> **WHAT THE EXERCISE ASKS**
What is the count of lines in the material below that hold "icon"? Answer with only that number.

==============================

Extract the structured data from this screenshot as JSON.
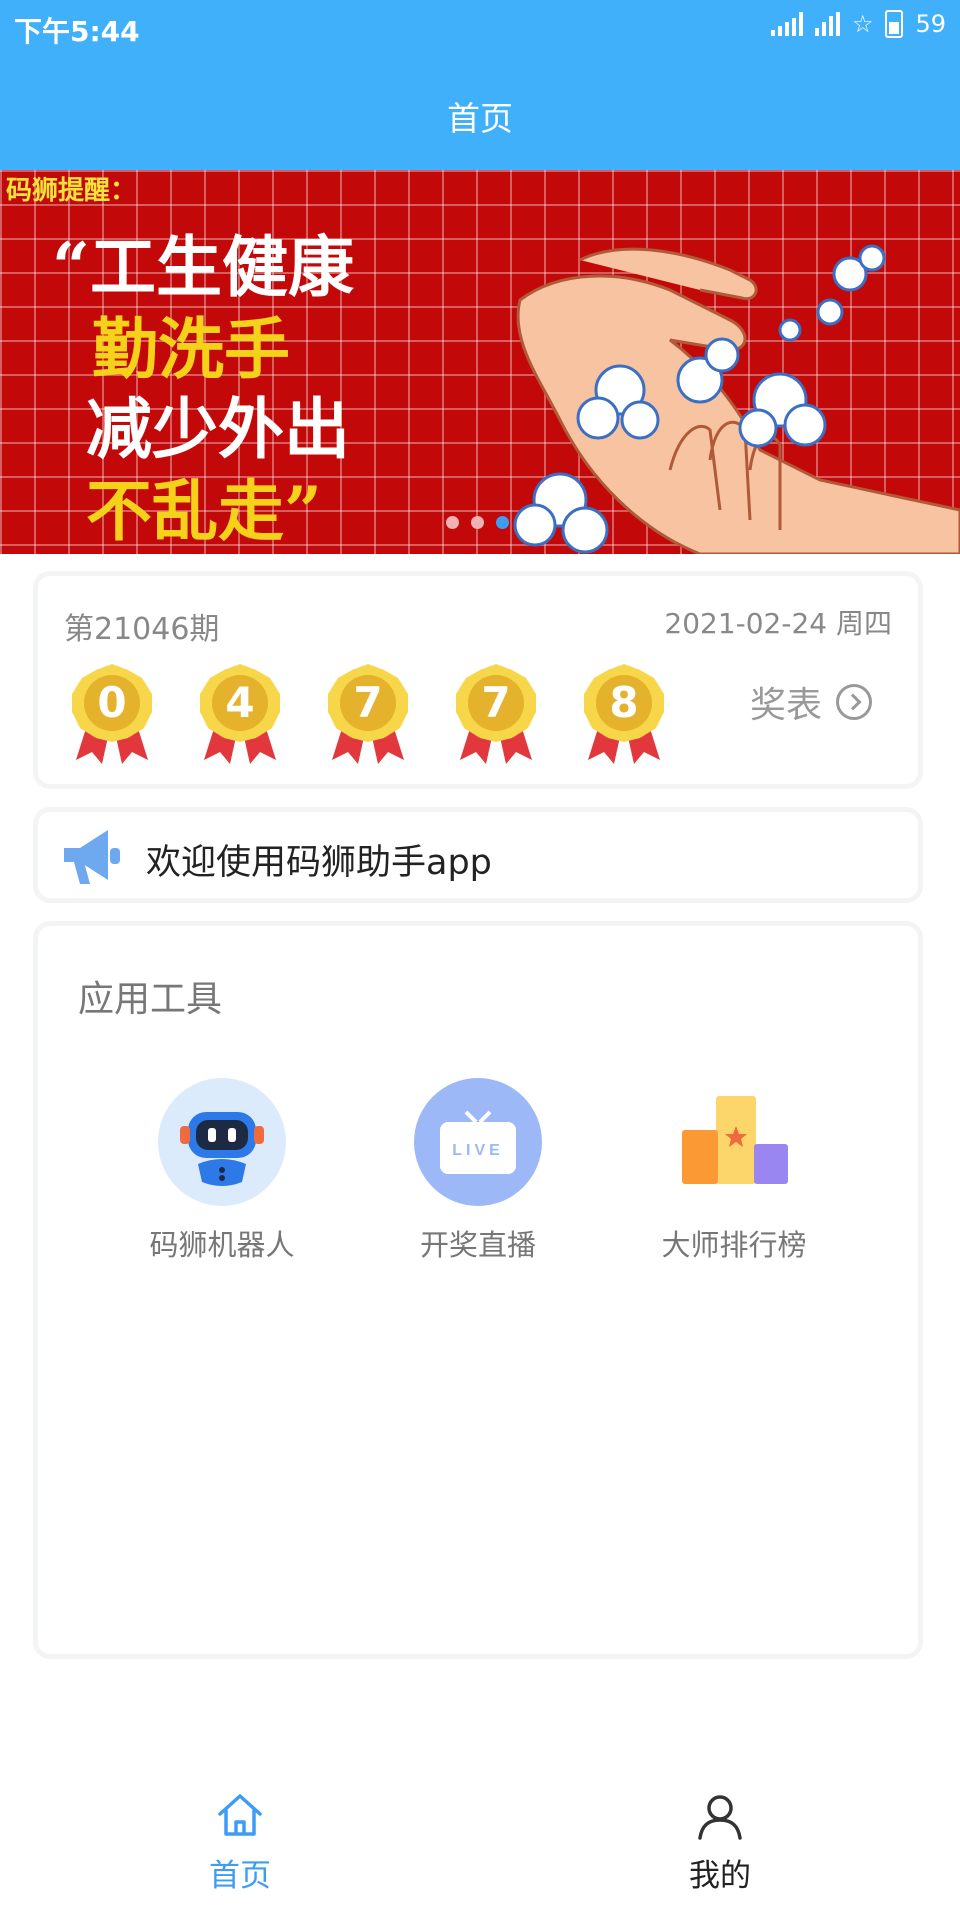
{
  "status_bar": {
    "time": "下午5:44",
    "battery": "59"
  },
  "header": {
    "title": "首页"
  },
  "banner": {
    "text_lines": [
      "码狮提醒：",
      "“工生健康",
      "勤洗手",
      "减少外出",
      "不乱走”"
    ],
    "dots": 3,
    "active_dot": 3
  },
  "lottery": {
    "issue": "第21046期",
    "date": "2021-02-24 周四",
    "numbers": [
      "0",
      "4",
      "7",
      "7",
      "8"
    ],
    "prize_table_label": "奖表"
  },
  "notice": {
    "text": "欢迎使用码狮助手app"
  },
  "tools": {
    "title": "应用工具",
    "items": [
      {
        "label": "码狮机器人",
        "icon": "robot-icon"
      },
      {
        "label": "开奖直播",
        "icon": "live-tv-icon"
      },
      {
        "label": "大师排行榜",
        "icon": "podium-icon"
      }
    ]
  },
  "bottom_nav": {
    "items": [
      {
        "label": "首页",
        "icon": "home-icon",
        "active": true
      },
      {
        "label": "我的",
        "icon": "user-icon",
        "active": false
      }
    ]
  },
  "colors": {
    "primary": "#40b0fb",
    "banner_red": "#c20808",
    "medal_gold": "#f2c232",
    "ribbon_red": "#e2373d",
    "nav_active": "#3d9df5"
  }
}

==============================

> **PROBLEM SOLUTION**
5